With nearly six months of life with COVID-19 behind us, life after the pandemic seems just as distant as life before it. Now that reality has set in—that there’s no normal to go back to—old norms and standards are now open questions: Will we ever shake hands again? How will we travel? Is remote work here to stay?
We can (and should) look to epidemiologists, statisticians, public health officials, and other experts for insight on what the post-pandemic future will look like. But for another angle, we can look to design.
From the water pump to the modern bathroom, design innovation in response to public health crises doesn’t just change how the world looks; it changes how we live. What professional and amateur creatives have designed in response to the current pandemic is no different.
Here are four ways the design community has responded to the crisis—and how those trends may predict the post-pandemic future.
The prediction: Social distancing is here to stay.
Since New York City’s March 22 stay-at-home order, grocery aisles and checkout lines have never seemed narrower. It was normal in pre-pandemic life to squeeze by other patrons between compact rows of goods. Now, essential public spaces like grocery stores and transit hubs have responded to social distancing orders by using ad hoc visual cues to keep people six feet apart. But superficial solutions can only do so much to change behavior.
That’s why companies like Shift Architecture Urbanism and Cushman & Wakefield are thinking about how to design foot traffic patterns in spaces where people gather. For outdoor food markets, Shift designed a model for limiting how many people shop at once. And in the project 6 Feet Office, Cushman & Wakefield proposes standardizing routes for moving around the office in order to prevent unnecessary congestion.
That these solutions focus on changing behavior rather than accommodating existing behavior suggests a long-term shift in how we perceive proximity and move.
The prediction: Devices requiring direct touch will be phased out.

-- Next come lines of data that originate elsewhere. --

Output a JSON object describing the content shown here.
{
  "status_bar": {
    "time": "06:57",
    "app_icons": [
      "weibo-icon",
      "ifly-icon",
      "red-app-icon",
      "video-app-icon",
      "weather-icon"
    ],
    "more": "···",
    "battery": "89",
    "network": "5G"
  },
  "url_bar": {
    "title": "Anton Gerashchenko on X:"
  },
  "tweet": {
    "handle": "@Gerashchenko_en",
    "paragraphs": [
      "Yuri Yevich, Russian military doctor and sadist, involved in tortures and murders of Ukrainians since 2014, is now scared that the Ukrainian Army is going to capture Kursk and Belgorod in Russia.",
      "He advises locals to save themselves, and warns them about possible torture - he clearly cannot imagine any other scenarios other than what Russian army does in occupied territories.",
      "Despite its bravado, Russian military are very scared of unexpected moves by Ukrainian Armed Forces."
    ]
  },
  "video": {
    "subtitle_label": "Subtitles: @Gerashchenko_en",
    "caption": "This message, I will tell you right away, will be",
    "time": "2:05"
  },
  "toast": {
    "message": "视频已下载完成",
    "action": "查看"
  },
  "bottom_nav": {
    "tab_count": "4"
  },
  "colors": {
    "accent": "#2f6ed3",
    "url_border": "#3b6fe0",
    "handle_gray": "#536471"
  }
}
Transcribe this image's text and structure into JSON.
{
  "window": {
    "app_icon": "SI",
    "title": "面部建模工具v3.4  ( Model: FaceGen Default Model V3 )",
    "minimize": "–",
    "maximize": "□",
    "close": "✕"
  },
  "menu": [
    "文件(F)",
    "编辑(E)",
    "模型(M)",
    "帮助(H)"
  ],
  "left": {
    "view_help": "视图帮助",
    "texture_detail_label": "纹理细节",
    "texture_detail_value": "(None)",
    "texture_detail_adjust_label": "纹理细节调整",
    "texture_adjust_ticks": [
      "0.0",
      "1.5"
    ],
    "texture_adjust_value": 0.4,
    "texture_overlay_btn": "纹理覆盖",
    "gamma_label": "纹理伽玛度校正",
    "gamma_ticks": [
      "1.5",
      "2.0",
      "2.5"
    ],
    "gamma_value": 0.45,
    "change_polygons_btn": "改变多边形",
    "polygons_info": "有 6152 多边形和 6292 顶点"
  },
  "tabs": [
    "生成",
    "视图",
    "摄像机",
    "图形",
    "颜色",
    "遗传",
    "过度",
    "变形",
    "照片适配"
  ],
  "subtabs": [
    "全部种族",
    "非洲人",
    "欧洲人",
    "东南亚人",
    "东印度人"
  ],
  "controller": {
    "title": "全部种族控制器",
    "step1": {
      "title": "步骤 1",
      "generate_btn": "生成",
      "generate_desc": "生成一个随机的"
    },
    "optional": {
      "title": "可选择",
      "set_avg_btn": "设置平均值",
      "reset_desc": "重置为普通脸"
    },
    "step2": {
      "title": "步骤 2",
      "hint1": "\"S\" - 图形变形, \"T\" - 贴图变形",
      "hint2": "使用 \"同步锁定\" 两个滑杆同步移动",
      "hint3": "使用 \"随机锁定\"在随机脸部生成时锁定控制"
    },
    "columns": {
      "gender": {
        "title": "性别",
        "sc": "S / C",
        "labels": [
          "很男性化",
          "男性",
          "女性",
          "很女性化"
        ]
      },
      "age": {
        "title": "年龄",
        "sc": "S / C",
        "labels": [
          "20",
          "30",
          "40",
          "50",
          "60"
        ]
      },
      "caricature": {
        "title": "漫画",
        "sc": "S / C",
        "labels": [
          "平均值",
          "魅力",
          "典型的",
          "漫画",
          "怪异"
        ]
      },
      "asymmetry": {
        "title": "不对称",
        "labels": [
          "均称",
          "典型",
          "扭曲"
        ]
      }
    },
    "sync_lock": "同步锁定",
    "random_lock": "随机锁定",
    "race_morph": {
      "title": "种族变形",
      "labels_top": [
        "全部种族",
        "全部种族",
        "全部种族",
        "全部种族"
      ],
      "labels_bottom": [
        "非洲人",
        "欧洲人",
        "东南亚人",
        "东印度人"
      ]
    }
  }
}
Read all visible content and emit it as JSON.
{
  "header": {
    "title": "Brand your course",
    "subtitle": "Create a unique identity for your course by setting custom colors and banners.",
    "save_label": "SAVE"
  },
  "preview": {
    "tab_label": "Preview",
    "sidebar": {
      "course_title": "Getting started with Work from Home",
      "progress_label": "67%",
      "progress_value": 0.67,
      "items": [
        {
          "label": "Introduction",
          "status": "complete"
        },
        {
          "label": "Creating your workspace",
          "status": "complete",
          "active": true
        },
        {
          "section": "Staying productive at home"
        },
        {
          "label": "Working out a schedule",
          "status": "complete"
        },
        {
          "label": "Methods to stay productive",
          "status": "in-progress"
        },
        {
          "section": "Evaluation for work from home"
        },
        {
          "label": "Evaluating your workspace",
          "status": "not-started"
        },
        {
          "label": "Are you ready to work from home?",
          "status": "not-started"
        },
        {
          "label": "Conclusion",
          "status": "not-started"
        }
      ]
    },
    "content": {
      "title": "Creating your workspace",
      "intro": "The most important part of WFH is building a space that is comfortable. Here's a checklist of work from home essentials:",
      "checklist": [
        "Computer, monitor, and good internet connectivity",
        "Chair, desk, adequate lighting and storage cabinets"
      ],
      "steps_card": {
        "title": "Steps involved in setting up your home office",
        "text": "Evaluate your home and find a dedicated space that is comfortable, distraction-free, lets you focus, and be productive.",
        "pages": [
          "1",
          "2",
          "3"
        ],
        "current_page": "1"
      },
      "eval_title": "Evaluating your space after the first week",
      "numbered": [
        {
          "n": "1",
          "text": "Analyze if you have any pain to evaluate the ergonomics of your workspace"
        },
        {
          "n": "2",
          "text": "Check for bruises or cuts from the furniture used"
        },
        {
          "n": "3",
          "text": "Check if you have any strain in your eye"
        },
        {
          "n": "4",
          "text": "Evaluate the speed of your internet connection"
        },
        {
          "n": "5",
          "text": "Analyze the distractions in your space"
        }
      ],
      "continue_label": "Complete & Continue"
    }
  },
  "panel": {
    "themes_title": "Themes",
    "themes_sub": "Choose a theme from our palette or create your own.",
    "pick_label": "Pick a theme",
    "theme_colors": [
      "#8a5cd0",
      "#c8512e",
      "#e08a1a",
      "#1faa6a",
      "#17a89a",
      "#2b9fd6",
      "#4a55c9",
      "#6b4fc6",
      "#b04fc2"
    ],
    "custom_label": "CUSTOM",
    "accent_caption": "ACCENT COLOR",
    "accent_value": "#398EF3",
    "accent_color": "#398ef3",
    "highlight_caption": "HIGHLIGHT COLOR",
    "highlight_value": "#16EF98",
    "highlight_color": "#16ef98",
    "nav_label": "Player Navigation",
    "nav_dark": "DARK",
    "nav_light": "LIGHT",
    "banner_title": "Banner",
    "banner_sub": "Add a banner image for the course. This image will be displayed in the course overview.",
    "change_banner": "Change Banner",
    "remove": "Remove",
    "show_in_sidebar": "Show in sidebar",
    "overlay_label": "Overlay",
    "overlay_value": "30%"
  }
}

Social distancing is key to protecting ourselves from coronavirus. But the surfaces we touch, especially in public places, could pose as much of a health threat as personal proximity. To solve this, product designers and manufacturers are innovating ways to limit contact between our hands and the surfaces we interact with.
Take the Keychain Touch Tool designed by Peel, a company founded on designing minimalist accessories for electronic devices. The tool resembles (and functions as) a fancy bottle opener, and it can be used to press buttons and open doors. And Gekks, a company that designs shoe inserts, developed gloves with “antimicrobial technology” that are designed to be worn regardless of the weather.
Both of these products were developed by small companies. (And, at the risk of exposing my recent internet activities, they both were advertised to me on Instagram.) But if larger and more established companies follow suit, more products and processes may be designed to decrease hand-to-surface contact.
“With a critical mass of people experiencing the same problems—isolation, unemployment, and uncertainty—we look for similar solutions.”
The prediction: We’ll see a new category of prosocial products and services.
Over the past months, creatives around the world have developed crowdsourced and aggregated platforms for people to help them find work, food, or ways to keep busy—including volunteering—during social isolation.
For instance, Over Covid compiles opportunities for people to volunteer in the pandemic recovery effort. Feed Feed shares which restaurants are open in Canberra, Australia, for delivery, takeaway, and preorder. And Bored.Solutions sources and beautifully packages ways for people to pass the time, labeling each activity with an estimated duration (i.e., one day to host a virtual Netflix party, or two weeks to organize your wardrobe).
This trend could indicate a move toward a truly collective mindset. With a critical mass of people experiencing the same problems—isolation, unemployment, and uncertainty—we look for similar solutions. In response, much of the work the design community has produced in response to the crisis is collaborative and prosocial.
Brands may soon follow suit: Citing the economic fallout of the pandemic, Stacey Bendet of Alice + Olivia pushed up the launch of her networking platform, Creatively. “We know what the creative community needs right now is work,” she wrote in a blog post describing the product launch. “Our mission is to champion and help creatives.”
The prediction: Brands’ out-of-home (OOH) strategies will go hyperlocal.
With extended and indefinite remote work policies, reversed reopenings, and persistent fear of public transit, many of us are living in much smaller worlds. For those of us who can work remotely, a neighborhood walk may be the furthest we get from home.
For me, this slower way of life means noticing more, and I’ve noticed a lot of flyers. They advertise everything from outdoor bike repairs to mutual aid groups, and they could signal an opportunity for brands’ OOH strategies to go hyperlocal.
Posterscope CEO Christian Vollerslev predicts that data will heavily influence OOH strategies, determining where and how brands reach their target audiences. And the data show that while mobility is gradually returning to precrisis rates, public transportation has been the slowest to recover. Cities around the world are also considering permanently restricting cars from streets to prioritize pedestrian and bike usage.
Though the initial outlook for OOH advertising looked dire, the challenges prove optimal for innovation—and progress.